▶ [ABOUT THIS TASK]:
What lines in the following entries hold the word "Options"? Copy each one.

DATA TO EXAMINE: Begin

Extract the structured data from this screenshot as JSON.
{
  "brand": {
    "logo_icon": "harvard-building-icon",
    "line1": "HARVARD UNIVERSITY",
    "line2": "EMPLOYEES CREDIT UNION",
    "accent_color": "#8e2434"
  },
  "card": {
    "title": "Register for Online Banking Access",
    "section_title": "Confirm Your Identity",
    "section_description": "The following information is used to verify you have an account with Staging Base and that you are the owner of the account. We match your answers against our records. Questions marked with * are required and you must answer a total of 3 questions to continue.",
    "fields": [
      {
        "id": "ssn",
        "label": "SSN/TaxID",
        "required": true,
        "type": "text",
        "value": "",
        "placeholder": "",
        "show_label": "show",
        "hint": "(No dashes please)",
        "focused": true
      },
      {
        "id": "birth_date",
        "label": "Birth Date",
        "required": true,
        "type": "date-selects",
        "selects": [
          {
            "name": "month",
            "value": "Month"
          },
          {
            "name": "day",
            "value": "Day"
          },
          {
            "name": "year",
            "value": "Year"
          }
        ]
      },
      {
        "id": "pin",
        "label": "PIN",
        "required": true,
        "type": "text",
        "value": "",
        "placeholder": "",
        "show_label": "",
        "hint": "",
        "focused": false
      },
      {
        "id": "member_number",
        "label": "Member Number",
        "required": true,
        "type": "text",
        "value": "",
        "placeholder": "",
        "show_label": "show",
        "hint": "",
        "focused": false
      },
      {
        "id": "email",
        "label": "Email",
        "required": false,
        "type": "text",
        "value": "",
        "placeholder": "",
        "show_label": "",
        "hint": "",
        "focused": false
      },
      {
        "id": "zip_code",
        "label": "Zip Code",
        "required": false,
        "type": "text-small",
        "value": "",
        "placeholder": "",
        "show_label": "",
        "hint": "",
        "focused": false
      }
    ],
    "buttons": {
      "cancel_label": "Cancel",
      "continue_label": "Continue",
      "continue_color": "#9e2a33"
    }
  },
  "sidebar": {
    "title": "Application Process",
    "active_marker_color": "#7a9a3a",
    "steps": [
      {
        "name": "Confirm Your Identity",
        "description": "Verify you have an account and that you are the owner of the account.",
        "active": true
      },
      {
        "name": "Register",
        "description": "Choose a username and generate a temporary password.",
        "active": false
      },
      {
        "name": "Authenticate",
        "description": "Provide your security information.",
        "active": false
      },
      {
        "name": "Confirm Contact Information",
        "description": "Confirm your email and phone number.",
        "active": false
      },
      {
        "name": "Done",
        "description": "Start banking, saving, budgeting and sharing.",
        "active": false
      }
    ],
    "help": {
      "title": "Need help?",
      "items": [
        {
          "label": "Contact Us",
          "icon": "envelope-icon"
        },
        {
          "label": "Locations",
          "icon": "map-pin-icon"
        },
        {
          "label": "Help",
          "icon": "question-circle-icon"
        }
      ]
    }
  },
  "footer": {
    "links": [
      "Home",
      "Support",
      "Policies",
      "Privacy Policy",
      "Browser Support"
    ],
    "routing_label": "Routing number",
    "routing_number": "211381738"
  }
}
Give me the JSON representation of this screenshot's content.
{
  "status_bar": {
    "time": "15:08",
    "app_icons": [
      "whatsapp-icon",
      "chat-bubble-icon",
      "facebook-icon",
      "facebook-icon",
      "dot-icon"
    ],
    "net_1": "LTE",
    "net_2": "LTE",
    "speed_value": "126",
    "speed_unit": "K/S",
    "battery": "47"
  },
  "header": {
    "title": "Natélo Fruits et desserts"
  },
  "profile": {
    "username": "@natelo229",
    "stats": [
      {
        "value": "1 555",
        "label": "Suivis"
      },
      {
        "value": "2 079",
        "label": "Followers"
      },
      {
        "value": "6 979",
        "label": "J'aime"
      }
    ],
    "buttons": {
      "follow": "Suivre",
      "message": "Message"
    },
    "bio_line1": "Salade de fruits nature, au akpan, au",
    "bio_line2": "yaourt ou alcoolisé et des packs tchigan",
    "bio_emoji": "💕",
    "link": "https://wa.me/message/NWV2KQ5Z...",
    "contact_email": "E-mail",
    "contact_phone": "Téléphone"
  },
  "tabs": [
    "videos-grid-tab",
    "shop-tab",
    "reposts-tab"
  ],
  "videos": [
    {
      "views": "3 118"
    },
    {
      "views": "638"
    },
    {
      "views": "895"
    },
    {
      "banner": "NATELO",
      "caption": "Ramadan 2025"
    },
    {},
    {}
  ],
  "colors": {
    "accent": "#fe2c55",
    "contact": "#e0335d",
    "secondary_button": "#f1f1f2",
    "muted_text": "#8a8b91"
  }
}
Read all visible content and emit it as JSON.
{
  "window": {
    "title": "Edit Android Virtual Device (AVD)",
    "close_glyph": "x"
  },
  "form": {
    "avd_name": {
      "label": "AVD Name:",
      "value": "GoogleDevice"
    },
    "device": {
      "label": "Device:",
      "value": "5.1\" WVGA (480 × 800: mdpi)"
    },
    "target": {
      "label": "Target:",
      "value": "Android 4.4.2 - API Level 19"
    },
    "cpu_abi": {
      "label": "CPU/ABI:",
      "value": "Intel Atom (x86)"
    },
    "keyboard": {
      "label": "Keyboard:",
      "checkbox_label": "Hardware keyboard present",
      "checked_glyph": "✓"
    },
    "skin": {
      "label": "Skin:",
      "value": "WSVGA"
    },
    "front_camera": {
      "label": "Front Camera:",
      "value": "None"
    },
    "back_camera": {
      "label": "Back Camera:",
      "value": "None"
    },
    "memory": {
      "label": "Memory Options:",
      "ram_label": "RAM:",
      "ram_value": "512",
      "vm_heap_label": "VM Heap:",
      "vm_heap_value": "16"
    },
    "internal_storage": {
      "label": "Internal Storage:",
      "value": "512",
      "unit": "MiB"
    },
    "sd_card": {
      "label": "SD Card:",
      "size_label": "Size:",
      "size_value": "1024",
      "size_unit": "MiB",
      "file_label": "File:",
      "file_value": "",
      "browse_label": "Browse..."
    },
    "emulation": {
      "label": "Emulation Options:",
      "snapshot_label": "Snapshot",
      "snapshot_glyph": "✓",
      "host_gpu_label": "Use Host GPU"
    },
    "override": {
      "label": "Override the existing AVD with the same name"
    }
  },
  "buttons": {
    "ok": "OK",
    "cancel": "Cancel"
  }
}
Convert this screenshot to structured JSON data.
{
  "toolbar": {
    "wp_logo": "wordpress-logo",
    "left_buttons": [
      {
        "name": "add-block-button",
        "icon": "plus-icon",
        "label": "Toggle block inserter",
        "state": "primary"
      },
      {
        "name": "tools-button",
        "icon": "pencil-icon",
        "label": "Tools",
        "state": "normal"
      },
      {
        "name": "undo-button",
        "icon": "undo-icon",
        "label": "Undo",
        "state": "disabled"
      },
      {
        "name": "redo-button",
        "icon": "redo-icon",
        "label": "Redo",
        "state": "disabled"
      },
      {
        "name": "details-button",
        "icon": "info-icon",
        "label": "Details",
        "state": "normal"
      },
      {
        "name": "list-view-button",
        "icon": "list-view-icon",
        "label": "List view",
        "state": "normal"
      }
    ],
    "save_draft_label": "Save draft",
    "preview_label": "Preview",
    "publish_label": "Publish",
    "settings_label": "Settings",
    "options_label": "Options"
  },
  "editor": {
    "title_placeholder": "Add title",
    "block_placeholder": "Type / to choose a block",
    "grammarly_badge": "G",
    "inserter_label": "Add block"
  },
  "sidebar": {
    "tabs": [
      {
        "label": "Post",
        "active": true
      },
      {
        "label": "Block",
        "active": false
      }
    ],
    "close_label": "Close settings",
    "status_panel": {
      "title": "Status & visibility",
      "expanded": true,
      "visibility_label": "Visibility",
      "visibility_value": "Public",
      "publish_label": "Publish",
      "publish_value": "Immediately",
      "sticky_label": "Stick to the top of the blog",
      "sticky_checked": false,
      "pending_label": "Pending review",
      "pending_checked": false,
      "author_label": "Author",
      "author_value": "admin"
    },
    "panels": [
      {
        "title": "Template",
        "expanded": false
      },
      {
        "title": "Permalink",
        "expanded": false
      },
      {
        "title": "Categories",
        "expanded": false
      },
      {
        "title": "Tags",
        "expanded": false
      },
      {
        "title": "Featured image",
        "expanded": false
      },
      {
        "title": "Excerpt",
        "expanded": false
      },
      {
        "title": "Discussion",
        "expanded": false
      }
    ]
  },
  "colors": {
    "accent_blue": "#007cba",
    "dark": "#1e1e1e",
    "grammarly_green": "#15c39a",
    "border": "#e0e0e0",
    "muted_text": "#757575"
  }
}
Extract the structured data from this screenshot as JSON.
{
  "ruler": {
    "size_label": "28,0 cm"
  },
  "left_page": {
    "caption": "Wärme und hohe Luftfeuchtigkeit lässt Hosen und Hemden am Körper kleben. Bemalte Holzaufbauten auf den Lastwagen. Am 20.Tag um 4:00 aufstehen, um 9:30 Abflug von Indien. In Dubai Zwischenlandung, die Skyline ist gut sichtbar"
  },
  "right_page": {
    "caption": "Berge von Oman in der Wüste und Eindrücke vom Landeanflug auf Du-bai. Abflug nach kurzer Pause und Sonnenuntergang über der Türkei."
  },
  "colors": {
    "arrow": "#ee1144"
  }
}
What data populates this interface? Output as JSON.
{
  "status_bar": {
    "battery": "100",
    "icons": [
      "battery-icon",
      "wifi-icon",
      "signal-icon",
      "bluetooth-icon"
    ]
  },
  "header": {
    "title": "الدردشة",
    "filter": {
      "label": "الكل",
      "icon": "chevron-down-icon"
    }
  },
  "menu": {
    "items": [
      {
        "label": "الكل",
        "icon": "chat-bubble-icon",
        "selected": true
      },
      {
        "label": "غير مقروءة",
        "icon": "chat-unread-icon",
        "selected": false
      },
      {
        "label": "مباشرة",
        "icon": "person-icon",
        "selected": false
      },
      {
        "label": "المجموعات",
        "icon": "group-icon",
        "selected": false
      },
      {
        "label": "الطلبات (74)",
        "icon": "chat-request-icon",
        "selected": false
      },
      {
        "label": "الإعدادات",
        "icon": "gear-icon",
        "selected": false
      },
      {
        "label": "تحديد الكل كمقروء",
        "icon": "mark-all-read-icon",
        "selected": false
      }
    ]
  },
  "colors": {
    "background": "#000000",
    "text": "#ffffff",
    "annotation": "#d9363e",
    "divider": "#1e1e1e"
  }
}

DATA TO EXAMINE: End

▶ [PROBLEM SOLUTION]:
      "label": "Memory Options:",
      "label": "Emulation Options:",
    "options_label": "Options"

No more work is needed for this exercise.